- Potato slices: Potatoes contain enzymes and vitamin C, which can help lighten dark spots. Cut a potato into thin slices and place them directly on the pigmented areas. Leave them on for 15-20 minutes before removing.
It’s important to be consistent and patient when using home remedies. If your hyperpigmentation persists or worsens, it’s advisable to consult a dermatologist for further evaluation and treatment options.
The Key Takeaway.
Hyperpigmentation is a common skin condition that can be bothersome for many individuals. Whether caused by sun exposure, hormonal changes, or other factors, the dark patches of pigmentation can affect one’s self-confidence. Fortunately, there are several remedies available to help lighten and reduce hyperpigmentation.
Home remedies have shown promise in addressing hyperpigmentation. These natural remedies work by targeting the base causes of dark spots, including melanin production and skin inflammation. While results may vary and it’s important to be consistent, these remedies offer a cost-effective and accessible option for those seeking to improve the appearance of their skin.
However, it’s worth noting that not all cases of hyperpigmentation can be effectively treated with home remedies alone. For severe or persistent hyperpigmentation, it is advisable to seek professional dermatological evaluation and guidance. Dermatologists can provide tailored treatment plans or other medical interventions, depending on the specific needs of the individual. Taking care of your skin and seeking expert advice when needed can help you achieve a brighter and more even complexion, promoting both physical and emotional well-being.
FAQs on Hyperpigmentation.
Can emotional stress contribute to hyperpigmentation?
While the primary causes of hyperpigmentation are usually related to sun exposure or hormonal factors, there is some evidence to suggest that emotional stress may trigger or worsen certain types, such as melasma. Stress can disrupt the balance of hormones in the body, leading to increased melanin production and potentially exacerbating pigmentation issues.
Are there any natural supplements that can help improve hyperpigmentation?
Some natural supplements can help improve hyperpigmentation. For example, oral intake of antioxidants like vitamin C, vitamin E, and green tea extract may have a protective effect against sun-induced hyperpigmentation by neutralizing free radicals. However, it’s important to consult with a healthcare professional before starting any supplements to ensure they are appropriate for your specific circumstances.

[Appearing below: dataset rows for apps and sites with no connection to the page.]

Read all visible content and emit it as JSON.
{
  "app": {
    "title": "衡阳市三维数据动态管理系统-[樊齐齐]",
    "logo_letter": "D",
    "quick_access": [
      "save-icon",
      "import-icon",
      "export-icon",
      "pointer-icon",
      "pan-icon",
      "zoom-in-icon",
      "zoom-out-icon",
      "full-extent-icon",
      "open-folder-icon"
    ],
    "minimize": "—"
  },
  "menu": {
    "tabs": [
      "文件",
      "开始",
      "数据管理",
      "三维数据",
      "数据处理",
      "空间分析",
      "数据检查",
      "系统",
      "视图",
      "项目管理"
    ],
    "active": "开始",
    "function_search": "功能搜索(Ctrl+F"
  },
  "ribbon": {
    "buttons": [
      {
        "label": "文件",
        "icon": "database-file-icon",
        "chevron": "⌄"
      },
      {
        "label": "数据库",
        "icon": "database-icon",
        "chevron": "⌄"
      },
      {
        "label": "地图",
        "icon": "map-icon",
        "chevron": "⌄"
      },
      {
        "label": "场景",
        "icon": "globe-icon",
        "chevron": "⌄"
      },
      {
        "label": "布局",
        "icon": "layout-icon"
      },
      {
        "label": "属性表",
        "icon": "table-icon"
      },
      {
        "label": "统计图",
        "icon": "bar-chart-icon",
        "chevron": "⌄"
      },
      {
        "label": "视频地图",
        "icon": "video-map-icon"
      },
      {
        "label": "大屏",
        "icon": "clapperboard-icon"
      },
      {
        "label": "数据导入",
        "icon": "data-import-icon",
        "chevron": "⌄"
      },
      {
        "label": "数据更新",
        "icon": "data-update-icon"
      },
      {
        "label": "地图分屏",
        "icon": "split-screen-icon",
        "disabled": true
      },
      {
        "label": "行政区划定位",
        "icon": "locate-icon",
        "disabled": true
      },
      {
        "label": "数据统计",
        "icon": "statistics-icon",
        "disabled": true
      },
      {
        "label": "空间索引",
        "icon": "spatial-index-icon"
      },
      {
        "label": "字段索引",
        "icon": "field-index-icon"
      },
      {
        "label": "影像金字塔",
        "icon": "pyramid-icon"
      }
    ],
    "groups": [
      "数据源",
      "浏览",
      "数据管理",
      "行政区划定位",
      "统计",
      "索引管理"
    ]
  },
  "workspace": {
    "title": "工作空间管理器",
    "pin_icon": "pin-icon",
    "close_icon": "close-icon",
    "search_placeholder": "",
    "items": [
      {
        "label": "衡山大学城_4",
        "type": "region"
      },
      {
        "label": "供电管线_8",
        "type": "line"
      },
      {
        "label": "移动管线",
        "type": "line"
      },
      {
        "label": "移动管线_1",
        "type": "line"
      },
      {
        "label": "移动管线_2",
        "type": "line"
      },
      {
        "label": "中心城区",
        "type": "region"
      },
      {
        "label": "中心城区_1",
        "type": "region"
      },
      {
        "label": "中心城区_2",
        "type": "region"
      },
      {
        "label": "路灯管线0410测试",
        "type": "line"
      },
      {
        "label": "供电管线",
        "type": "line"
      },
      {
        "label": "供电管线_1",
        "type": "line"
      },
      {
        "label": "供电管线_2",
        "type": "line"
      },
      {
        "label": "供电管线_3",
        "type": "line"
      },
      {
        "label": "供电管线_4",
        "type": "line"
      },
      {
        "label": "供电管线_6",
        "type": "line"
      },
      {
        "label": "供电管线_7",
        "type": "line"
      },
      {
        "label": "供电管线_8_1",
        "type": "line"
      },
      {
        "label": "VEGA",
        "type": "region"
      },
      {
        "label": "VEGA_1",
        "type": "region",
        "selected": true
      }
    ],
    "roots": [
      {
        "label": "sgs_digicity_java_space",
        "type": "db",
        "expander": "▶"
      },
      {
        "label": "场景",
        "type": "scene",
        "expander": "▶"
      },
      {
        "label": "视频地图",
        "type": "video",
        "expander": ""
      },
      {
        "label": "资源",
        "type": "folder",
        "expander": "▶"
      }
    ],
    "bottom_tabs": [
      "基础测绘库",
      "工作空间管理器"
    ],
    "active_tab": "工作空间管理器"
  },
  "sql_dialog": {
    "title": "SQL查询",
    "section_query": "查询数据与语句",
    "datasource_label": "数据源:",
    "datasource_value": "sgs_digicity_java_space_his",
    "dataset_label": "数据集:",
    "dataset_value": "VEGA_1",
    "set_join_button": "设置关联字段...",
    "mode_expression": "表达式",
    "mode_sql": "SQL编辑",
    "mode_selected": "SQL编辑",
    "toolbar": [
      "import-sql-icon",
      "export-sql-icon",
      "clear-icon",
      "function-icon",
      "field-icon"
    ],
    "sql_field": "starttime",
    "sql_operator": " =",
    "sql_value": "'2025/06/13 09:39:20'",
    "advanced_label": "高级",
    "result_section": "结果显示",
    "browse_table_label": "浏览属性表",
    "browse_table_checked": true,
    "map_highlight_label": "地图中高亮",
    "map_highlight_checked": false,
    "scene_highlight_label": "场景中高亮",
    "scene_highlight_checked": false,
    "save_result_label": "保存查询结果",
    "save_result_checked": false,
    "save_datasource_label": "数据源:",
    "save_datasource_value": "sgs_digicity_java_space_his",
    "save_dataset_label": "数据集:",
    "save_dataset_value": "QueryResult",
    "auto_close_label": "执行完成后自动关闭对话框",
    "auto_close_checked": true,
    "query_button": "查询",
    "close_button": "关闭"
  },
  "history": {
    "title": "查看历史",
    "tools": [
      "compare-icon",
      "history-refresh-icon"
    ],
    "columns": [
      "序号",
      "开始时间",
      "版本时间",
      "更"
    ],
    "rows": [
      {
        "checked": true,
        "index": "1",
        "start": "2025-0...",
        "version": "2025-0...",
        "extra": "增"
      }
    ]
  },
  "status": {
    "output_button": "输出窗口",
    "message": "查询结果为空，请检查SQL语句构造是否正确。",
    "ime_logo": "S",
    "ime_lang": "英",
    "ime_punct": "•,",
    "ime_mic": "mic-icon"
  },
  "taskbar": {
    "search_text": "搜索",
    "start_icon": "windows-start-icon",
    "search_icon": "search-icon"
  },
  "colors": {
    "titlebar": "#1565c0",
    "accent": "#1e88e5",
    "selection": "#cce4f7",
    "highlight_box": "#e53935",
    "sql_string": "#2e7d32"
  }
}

Can hyperpigmentation be a symptom of an underlying medical condition?
In some cases, it can be a symptom of an underlying medical condition. Certain hormonal disorders, such as Addison’s disease or Cushing’s syndrome, can cause pigmentation changes in the skin. Additionally, some autoimmune conditions and liver diseases may present with hyperpigmentation as a secondary symptom. If you notice widespread or unusual pigmentation changes, it’s advisable to consult with a doctor for a proper evaluation.
Can certain medications cause hyperpigmentation?
Yes, certain medications have been associated with causing or spreading hyperpigmentation. Examples include certain antibiotics (such as tetracyclines), antimalarial drugs, nonsteroidal anti-inflammatory drugs (NSAIDs), and some chemotherapy drugs. If you suspect that a medication may be contributing to yours, it’s important to consult with your doctor, who can evaluate the situation and potentially explore alternative treatment options.
Is hyperpigmentation reversible in all cases?
The reversibility depends on various factors, including the underlying cause and the specific type of pigmentation. In some cases, it can fade over time or with the use of appropriate treatments, while others may be more challenging to address. For example, post-inflammatory hyperpigmentation (PIH) caused by acne or injury tends to improve gradually as the skin heals. On the other hand, certain types, such as melasma, can be more persistent and may require ongoing management to control the condition and prevent further darkening.